Taft, Robert Alphonso, 1889–1953, American politician, b. Cincinnati, Ohio; son of William Howard Taft. He practiced law in Ohio and served (1921–26, 1931–32) in the state legislature. Elected to the U.S. Senate in 1938, Taft quickly became the acknowledged leader of conservative Republicans. He attacked President Franklin Delano Roosevelt and the New Deal for the expansion of federal power at the expense of state and local government and vigorously urged economy in government and restoration of balanced budgets. A leading advocate of isolationism before World War II, he later backed U.S. participation in the United Nations. In 1947 he helped write the Taft-Hartley Labor Act. After the war Taft again became the voice of the isolationists: he voted against ratification of the North Atlantic Treaty Organization and changed his position on the United Nations. Taft was a supporter of Gen. Douglas MacArthur, who condemned the Korean and China policies of the Truman administration. Known to friends and enemies alike as "Mr. Republican," Taft was a leading contender for the Republican presidential nomination in 1952 but lost to Dwight D. Eisenhower. After Eisenhower's election, Taft became Senate majority leader and a friend and influential adviser of Eisenhower in his first months as president. He acted as an important bridge between the Eastern and Midwestern factions of his party. Taft's Foreign Policy for Americans appeared in 1951.

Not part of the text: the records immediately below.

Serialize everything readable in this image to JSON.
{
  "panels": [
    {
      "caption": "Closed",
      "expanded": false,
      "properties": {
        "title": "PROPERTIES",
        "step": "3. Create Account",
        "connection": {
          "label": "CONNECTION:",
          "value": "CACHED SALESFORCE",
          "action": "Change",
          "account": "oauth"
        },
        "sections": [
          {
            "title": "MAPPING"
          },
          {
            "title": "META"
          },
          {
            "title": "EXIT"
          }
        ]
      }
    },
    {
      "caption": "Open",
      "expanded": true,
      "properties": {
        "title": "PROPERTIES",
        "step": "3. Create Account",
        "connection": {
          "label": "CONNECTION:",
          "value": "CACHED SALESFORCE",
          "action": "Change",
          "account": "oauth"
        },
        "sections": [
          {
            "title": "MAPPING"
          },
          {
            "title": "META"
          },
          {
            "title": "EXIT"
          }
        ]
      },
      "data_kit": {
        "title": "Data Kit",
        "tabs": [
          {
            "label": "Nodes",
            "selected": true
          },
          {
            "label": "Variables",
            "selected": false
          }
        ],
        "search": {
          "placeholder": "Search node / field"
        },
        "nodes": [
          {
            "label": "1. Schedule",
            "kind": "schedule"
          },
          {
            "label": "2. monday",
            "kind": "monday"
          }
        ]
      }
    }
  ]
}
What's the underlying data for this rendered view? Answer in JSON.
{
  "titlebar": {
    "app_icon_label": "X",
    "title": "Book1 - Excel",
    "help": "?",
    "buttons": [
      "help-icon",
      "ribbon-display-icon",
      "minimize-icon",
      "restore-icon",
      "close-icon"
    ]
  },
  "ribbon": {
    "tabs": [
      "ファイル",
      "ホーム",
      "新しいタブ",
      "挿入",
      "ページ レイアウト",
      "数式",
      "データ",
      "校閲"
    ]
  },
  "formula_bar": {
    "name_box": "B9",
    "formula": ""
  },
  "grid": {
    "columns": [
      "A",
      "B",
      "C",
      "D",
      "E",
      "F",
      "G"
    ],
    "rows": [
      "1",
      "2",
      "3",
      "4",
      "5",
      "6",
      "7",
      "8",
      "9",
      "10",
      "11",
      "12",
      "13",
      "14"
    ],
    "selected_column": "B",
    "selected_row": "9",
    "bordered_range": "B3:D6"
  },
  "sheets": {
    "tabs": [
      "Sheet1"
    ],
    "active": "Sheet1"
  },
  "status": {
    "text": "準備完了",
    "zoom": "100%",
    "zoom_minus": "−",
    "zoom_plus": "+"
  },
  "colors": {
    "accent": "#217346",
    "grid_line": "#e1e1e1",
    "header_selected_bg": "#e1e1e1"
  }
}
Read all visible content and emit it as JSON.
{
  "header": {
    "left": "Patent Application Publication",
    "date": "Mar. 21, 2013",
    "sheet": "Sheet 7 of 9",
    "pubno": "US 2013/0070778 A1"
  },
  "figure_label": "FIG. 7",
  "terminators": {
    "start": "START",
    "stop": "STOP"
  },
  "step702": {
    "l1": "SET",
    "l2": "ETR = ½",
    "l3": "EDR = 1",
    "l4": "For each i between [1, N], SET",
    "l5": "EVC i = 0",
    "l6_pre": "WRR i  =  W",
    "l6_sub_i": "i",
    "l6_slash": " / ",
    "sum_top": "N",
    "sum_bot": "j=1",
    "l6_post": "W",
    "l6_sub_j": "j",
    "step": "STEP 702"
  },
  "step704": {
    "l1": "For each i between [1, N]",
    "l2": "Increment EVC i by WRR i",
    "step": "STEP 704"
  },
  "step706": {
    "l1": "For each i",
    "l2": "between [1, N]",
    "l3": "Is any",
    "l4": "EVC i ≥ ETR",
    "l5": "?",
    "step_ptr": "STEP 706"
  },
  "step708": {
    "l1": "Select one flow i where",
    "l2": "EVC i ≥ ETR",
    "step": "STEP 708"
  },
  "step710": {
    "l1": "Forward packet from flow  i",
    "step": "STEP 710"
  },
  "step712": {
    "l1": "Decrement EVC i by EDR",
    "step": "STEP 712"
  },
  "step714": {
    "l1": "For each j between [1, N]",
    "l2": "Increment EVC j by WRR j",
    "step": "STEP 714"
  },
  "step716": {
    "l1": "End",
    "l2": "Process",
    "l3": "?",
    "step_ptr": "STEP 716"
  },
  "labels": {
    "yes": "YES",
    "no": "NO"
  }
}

See biography by J. T. Patterson (1972); study by R. Kirk and J. McClelland (1967).
The Columbia Electronic Encyclopedia, 6th ed. Copyright © 2012, Columbia University Press. All rights reserved.